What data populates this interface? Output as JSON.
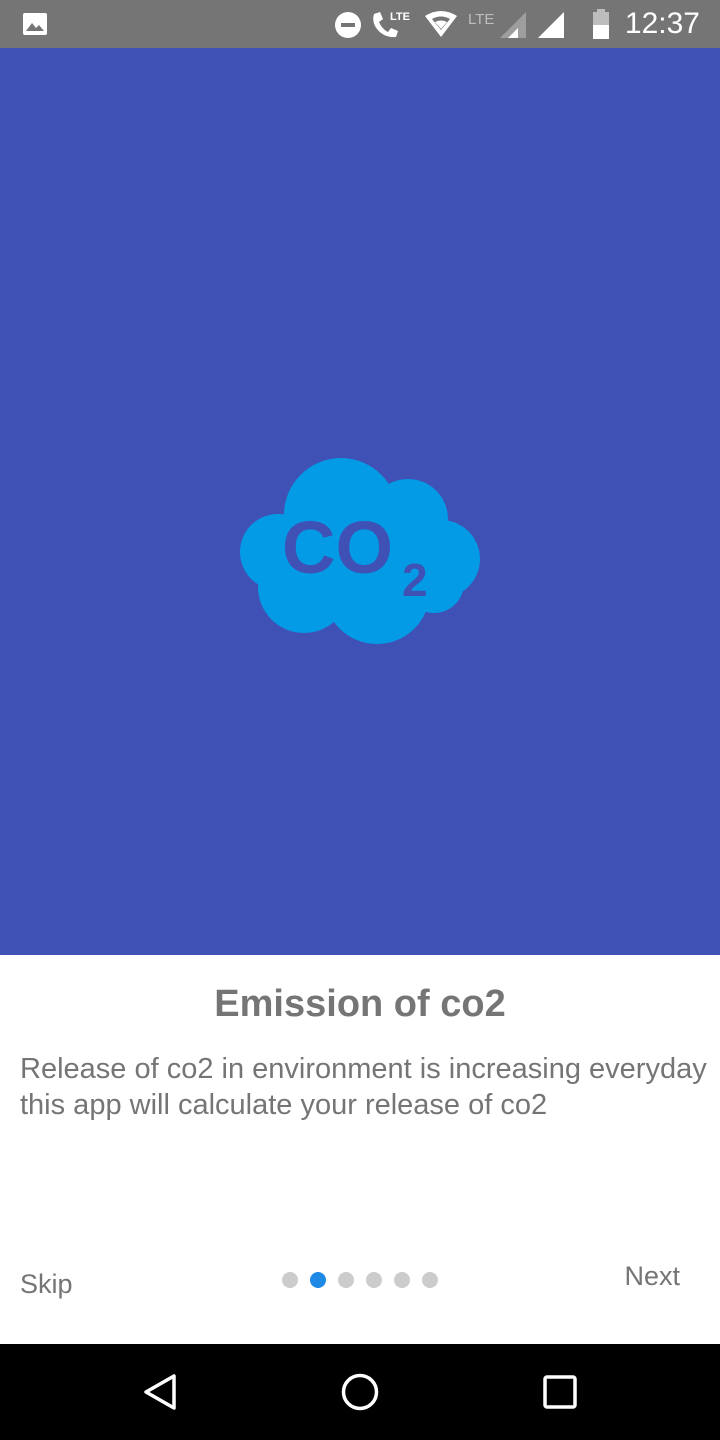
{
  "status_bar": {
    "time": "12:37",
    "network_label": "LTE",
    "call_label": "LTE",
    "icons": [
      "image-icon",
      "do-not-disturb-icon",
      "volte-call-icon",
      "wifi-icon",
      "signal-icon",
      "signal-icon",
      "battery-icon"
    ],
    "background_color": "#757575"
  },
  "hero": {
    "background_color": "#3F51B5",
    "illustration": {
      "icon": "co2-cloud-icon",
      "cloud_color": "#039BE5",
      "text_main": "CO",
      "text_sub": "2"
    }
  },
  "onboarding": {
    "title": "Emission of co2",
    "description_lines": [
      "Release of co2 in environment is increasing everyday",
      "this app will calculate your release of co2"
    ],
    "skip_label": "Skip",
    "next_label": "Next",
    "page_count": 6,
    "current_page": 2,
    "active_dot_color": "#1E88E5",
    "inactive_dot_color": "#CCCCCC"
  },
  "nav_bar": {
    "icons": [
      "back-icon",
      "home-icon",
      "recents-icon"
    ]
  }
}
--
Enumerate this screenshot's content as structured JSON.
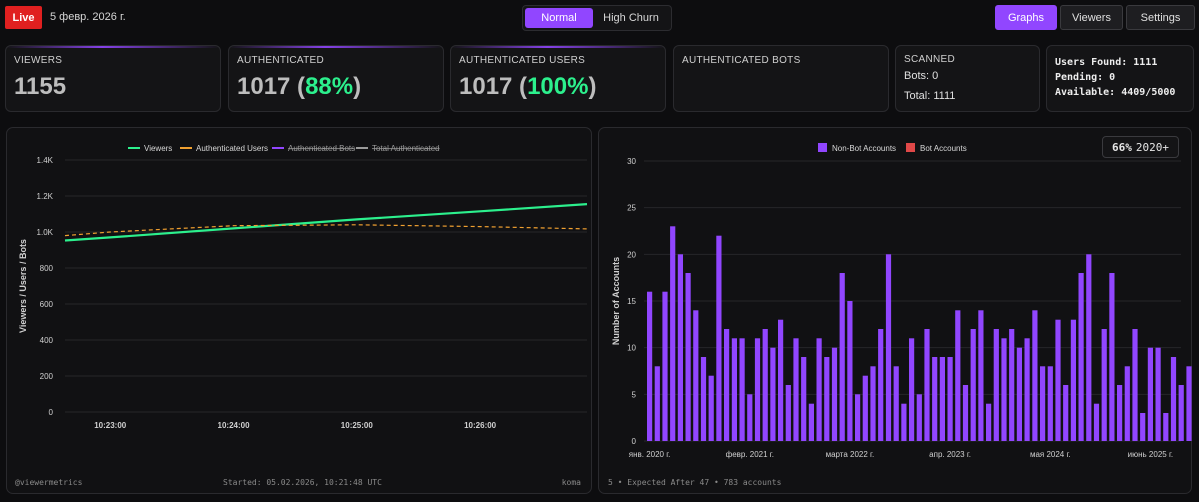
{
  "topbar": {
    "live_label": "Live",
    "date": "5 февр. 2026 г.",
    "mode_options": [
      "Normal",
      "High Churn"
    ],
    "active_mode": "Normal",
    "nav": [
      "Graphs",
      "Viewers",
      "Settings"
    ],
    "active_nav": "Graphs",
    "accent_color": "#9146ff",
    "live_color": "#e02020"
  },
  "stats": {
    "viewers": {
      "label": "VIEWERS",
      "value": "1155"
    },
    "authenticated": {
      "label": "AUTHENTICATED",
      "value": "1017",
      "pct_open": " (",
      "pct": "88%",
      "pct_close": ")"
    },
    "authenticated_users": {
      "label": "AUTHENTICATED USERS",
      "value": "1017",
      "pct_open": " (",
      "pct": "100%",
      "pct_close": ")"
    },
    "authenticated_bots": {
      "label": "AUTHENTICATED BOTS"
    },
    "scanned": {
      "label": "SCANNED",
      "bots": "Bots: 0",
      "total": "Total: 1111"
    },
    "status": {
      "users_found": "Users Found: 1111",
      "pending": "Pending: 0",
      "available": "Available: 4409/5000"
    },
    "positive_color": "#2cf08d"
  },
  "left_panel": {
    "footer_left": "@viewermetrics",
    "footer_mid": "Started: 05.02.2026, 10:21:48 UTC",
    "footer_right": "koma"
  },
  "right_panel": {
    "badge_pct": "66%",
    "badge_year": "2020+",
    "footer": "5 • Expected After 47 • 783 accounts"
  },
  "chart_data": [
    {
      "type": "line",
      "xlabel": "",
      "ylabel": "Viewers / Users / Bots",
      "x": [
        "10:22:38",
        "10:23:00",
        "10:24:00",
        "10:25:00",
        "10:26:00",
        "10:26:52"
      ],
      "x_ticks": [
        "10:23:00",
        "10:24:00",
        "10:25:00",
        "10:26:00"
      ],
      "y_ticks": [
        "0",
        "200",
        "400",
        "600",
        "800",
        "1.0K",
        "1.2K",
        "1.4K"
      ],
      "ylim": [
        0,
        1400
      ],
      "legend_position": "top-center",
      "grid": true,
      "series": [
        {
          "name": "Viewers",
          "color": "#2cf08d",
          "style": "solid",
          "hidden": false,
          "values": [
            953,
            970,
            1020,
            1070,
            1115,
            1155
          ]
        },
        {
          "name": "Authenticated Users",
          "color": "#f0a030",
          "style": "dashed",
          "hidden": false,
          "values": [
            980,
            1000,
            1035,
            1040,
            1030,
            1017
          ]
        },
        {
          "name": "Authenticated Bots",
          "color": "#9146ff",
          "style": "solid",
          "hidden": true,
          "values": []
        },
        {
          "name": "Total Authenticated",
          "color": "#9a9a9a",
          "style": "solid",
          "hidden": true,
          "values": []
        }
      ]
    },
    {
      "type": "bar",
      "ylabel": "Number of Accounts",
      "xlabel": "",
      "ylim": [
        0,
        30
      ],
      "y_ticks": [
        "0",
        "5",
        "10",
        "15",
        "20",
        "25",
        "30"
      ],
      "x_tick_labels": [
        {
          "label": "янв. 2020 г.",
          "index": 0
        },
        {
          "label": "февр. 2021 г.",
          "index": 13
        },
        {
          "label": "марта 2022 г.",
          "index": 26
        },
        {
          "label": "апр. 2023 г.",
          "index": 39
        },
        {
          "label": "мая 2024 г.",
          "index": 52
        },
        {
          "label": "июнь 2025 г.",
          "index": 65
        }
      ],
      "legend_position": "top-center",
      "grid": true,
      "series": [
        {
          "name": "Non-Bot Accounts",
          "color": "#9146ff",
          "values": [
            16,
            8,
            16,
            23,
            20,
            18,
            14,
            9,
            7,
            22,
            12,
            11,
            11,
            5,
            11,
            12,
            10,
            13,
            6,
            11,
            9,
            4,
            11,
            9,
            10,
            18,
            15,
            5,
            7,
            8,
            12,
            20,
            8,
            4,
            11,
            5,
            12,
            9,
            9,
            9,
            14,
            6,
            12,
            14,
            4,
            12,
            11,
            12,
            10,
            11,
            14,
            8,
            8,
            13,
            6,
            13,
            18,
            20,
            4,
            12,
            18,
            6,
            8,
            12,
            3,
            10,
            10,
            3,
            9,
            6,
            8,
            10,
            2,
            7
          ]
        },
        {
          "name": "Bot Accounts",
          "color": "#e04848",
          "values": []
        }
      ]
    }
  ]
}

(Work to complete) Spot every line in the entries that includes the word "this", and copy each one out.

(Response box)
What data populates this interface? Output as JSON.
      "this app will calculate your release of co2"
Enumerate this screenshot's content as structured JSON.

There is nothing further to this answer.